This fabulously anarchic cartoon character, invented by a team of outstanding artists through 1939-1940, has become a cult favourite of the counter-culture in the US, famously appearing in Robert Anton Wilson’s fantasy conspiracy-theory Illuminatus. Wilson points out that “Although few people remember this, Bugs Bunny was the first UFO “abductee” in a 1952 cartoon called “Hasty Hare.” A masterpiece of cartoon art, Bug’s character development, his manic enthusiasms and hilarious cynicism appealed to the love of chaos and subversion – attributes of the mythical Trickster – in all of us..

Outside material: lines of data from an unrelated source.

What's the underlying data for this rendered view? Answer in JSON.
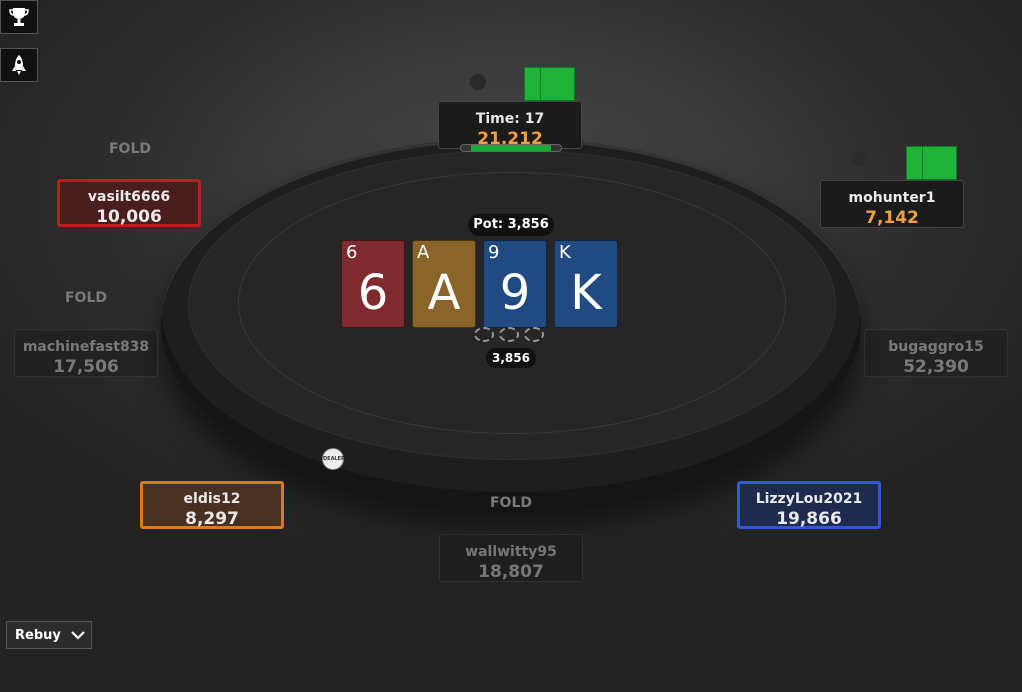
{
  "side_buttons": [
    {
      "icon": "trophy-icon"
    },
    {
      "icon": "rocket-icon"
    }
  ],
  "pot": {
    "label": "Pot: 3,856",
    "amount": "3,856"
  },
  "board": [
    {
      "rank": "6",
      "color": "red"
    },
    {
      "rank": "A",
      "color": "gold"
    },
    {
      "rank": "9",
      "color": "blue"
    },
    {
      "rank": "K",
      "color": "blue"
    }
  ],
  "active_player": {
    "time": "Time: 17",
    "stack": "21,212",
    "timer_fraction": 0.8
  },
  "seats": {
    "vasilt": {
      "name": "vasilt6666",
      "stack": "10,006",
      "status": "FOLD"
    },
    "mohunter": {
      "name": "mohunter1",
      "stack": "7,142"
    },
    "machinefast": {
      "name": "machinefast838",
      "stack": "17,506",
      "status": "FOLD"
    },
    "bugaggro": {
      "name": "bugaggro15",
      "stack": "52,390"
    },
    "eldis": {
      "name": "eldis12",
      "stack": "8,297"
    },
    "lizzy": {
      "name": "LizzyLou2021",
      "stack": "19,866"
    },
    "wallwitty": {
      "name": "wallwitty95",
      "stack": "18,807",
      "status": "FOLD"
    }
  },
  "dealer_label": "DEALER",
  "rebuy": {
    "label": "Rebuy"
  },
  "colors": {
    "card_back": "#1fb33c",
    "card_red": "#7e2a2e",
    "card_gold": "#8a6428",
    "card_blue": "#214a82",
    "highlight_red": "#c11b1b",
    "highlight_orange": "#e07818",
    "highlight_blue": "#3558d6",
    "stack_orange": "#f0a040",
    "timer_green": "#1ea83a"
  }
}
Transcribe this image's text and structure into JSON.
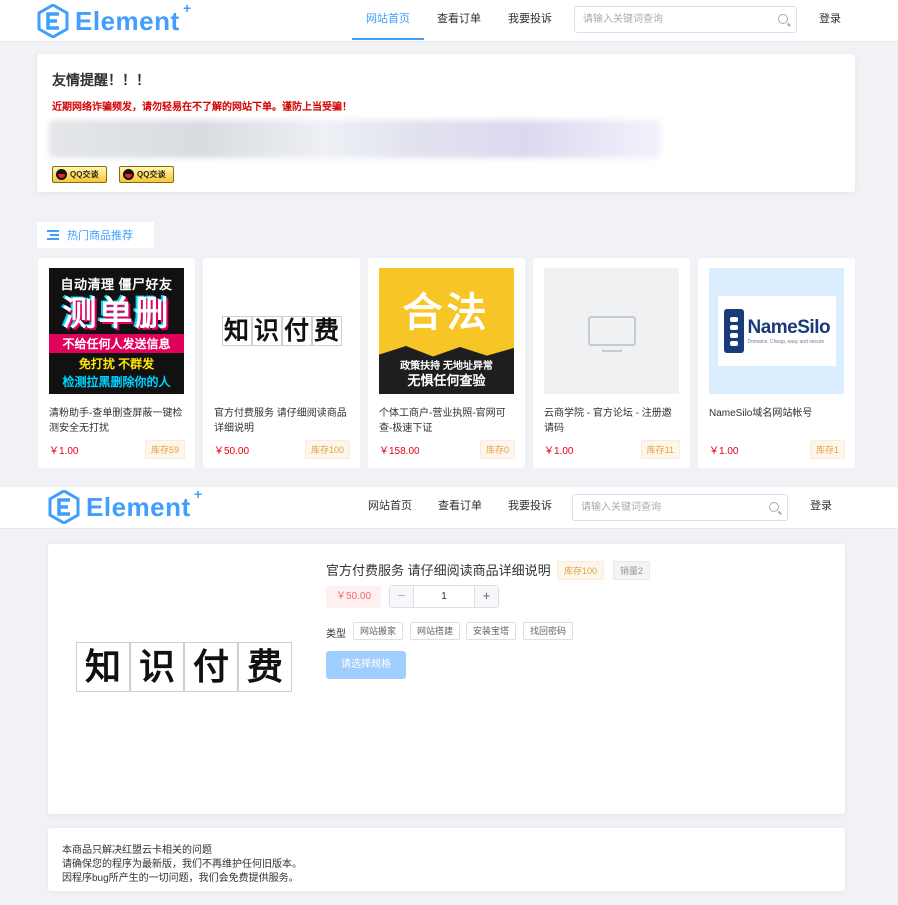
{
  "brand": {
    "name": "Element",
    "plus": "+",
    "color": "#409eff"
  },
  "nav": {
    "items": [
      "网站首页",
      "查看订单",
      "我要投诉"
    ],
    "search_placeholder": "请输入关键词查询",
    "login": "登录"
  },
  "notice": {
    "title": "友情提醒！！！",
    "text": "近期网络诈骗频发，请勿轻易在不了解的网站下单。谨防上当受骗！",
    "qq_buttons": [
      "QQ交谈",
      "QQ交谈"
    ]
  },
  "hot": {
    "label": "热门商品推荐",
    "products": [
      {
        "name": "清粉助手-查单删查屏蔽一键检测安全无打扰",
        "price": "￥1.00",
        "stock": "库存59",
        "image_text": {
          "l1": "自动清理 僵尸好友",
          "big": "测单删",
          "l2": "不给任何人发送信息",
          "l3": "免打扰 不群发",
          "l4": "检测拉黑删除你的人"
        }
      },
      {
        "name": "官方付费服务 请仔细阅读商品详细说明",
        "price": "￥50.00",
        "stock": "库存100",
        "image_text": {
          "chars": [
            "知",
            "识",
            "付",
            "费"
          ]
        }
      },
      {
        "name": "个体工商户-营业执照-官网可查-极速下证",
        "price": "￥158.00",
        "stock": "库存0",
        "image_text": {
          "big": "合法",
          "t1": "政策扶持 无地址异常",
          "t2": "无惧任何查验"
        }
      },
      {
        "name": "云商学院 - 官方论坛 - 注册邀请码",
        "price": "￥1.00",
        "stock": "库存11",
        "image_text": {}
      },
      {
        "name": "NameSilo域名网站帐号",
        "price": "￥1.00",
        "stock": "库存1",
        "image_text": {
          "brand": "NameSilo",
          "tagline": "Domains. Cheap, easy and secure"
        }
      }
    ]
  },
  "detail": {
    "title": "官方付费服务 请仔细阅读商品详细说明",
    "stock_tag": "库存100",
    "sales_tag": "销量2",
    "price": "￥50.00",
    "quantity": "1",
    "minus": "−",
    "plus": "+",
    "type_label": "类型",
    "options": [
      "网站搬家",
      "网站搭建",
      "安装宝塔",
      "找回密码"
    ],
    "spec_button": "请选择规格",
    "image_chars": [
      "知",
      "识",
      "付",
      "费"
    ]
  },
  "info": {
    "lines": [
      "本商品只解决红盟云卡相关的问题",
      "请确保您的程序为最新版，我们不再维护任何旧版本。",
      "因程序bug所产生的一切问题，我们会免费提供服务。"
    ]
  }
}
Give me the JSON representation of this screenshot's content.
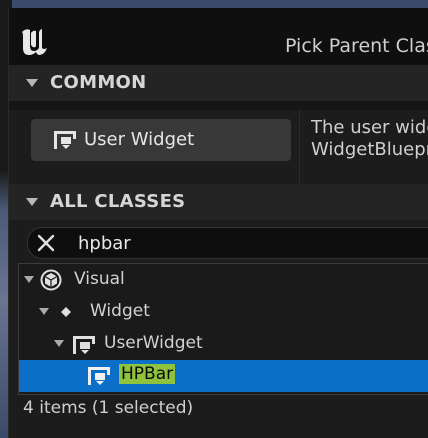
{
  "window": {
    "title": "Pick Parent Class"
  },
  "common": {
    "header": "COMMON",
    "button_label": "User Widget",
    "description_line1": "The user widg",
    "description_line2": "WidgetBluepri"
  },
  "all_classes": {
    "header": "ALL CLASSES",
    "search": {
      "value": "hpbar",
      "placeholder": ""
    },
    "tree": [
      {
        "label": "Visual",
        "icon": "cube-icon",
        "expanded": true
      },
      {
        "label": "Widget",
        "icon": "diamond-icon",
        "expanded": true
      },
      {
        "label": "UserWidget",
        "icon": "user-widget-icon",
        "expanded": true
      },
      {
        "label": "HPBar",
        "icon": "user-widget-icon",
        "selected": true
      }
    ],
    "status": "4 items (1 selected)"
  },
  "colors": {
    "selection": "#0c6fc7",
    "match_highlight": "#8fc23d"
  }
}
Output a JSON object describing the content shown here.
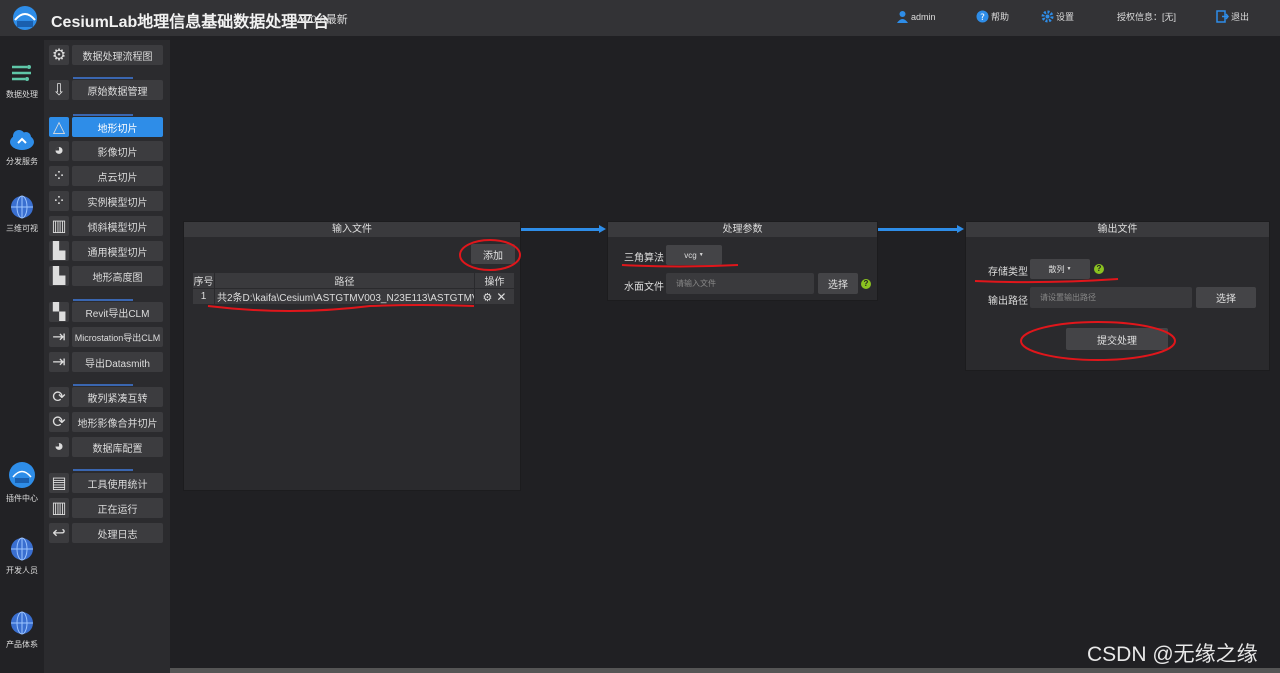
{
  "header": {
    "title": "CesiumLab地理信息基础数据处理平台",
    "version": "V4.0.6最新",
    "user": "admin",
    "help": "帮助",
    "settings": "设置",
    "license": "授权信息：[无]",
    "logout": "退出"
  },
  "leftnav": [
    {
      "label": "数据处理",
      "icon": "data-process-icon"
    },
    {
      "label": "分发服务",
      "icon": "cloud-icon"
    },
    {
      "label": "三维可视",
      "icon": "globe-icon"
    },
    {
      "label": "插件中心",
      "icon": "lab-icon"
    },
    {
      "label": "开发人员",
      "icon": "globe-icon"
    },
    {
      "label": "产品体系",
      "icon": "globe-icon"
    }
  ],
  "submenu": [
    {
      "label": "数据处理流程图",
      "icon": "gear-icon"
    },
    {
      "label": "原始数据管理",
      "icon": "download-icon"
    },
    {
      "label": "地形切片",
      "icon": "terrain-icon",
      "active": true
    },
    {
      "label": "影像切片",
      "icon": "image-icon"
    },
    {
      "label": "点云切片",
      "icon": "pointcloud-icon"
    },
    {
      "label": "实例模型切片",
      "icon": "instance-icon"
    },
    {
      "label": "倾斜模型切片",
      "icon": "oblique-icon"
    },
    {
      "label": "通用模型切片",
      "icon": "model-icon"
    },
    {
      "label": "地形高度图",
      "icon": "heightmap-icon"
    },
    {
      "label": "Revit导出CLM",
      "icon": "revit-icon"
    },
    {
      "label": "Microstation导出CLM",
      "icon": "export-icon"
    },
    {
      "label": "导出Datasmith",
      "icon": "export-icon"
    },
    {
      "label": "散列紧凑互转",
      "icon": "convert-icon"
    },
    {
      "label": "地形影像合并切片",
      "icon": "merge-icon"
    },
    {
      "label": "数据库配置",
      "icon": "database-icon"
    },
    {
      "label": "工具使用统计",
      "icon": "doc-icon"
    },
    {
      "label": "正在运行",
      "icon": "chart-icon"
    },
    {
      "label": "处理日志",
      "icon": "back-icon"
    }
  ],
  "input_panel": {
    "title": "输入文件",
    "add_button": "添加",
    "columns": [
      "序号",
      "路径",
      "操作"
    ],
    "rows": [
      {
        "index": "1",
        "path": "共2条D:\\kaifa\\Cesium\\ASTGTMV003_N23E113\\ASTGTMV…"
      }
    ]
  },
  "params_panel": {
    "title": "处理参数",
    "algo_label": "三角算法",
    "algo_value": "vcg",
    "water_label": "水面文件",
    "water_placeholder": "请输入文件",
    "select_button": "选择"
  },
  "output_panel": {
    "title": "输出文件",
    "storage_label": "存储类型",
    "storage_value": "散列",
    "path_label": "输出路径",
    "path_placeholder": "请设置输出路径",
    "select_button": "选择",
    "submit_button": "提交处理"
  },
  "watermark": "CSDN @无缘之缘",
  "colors": {
    "accent": "#2e8de8",
    "help": "#8ac220",
    "annotation": "#e0161b"
  }
}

LottieReiniger developed her cut-out silhouette animation technique in 1919, and in partnership with her cinematographer and producer husband Carl Koch, from 1923 made one of the first feature-length animations: The Adventures of Prince Achmed, which still stands as a landmark in animation history. While clearly a development of 18th century silhouette portraiture and the 19th century cardboard children’s toy theatre shows, it is the astonishing handicraft of her animation technique, and her visual storytelling, that make her work very special.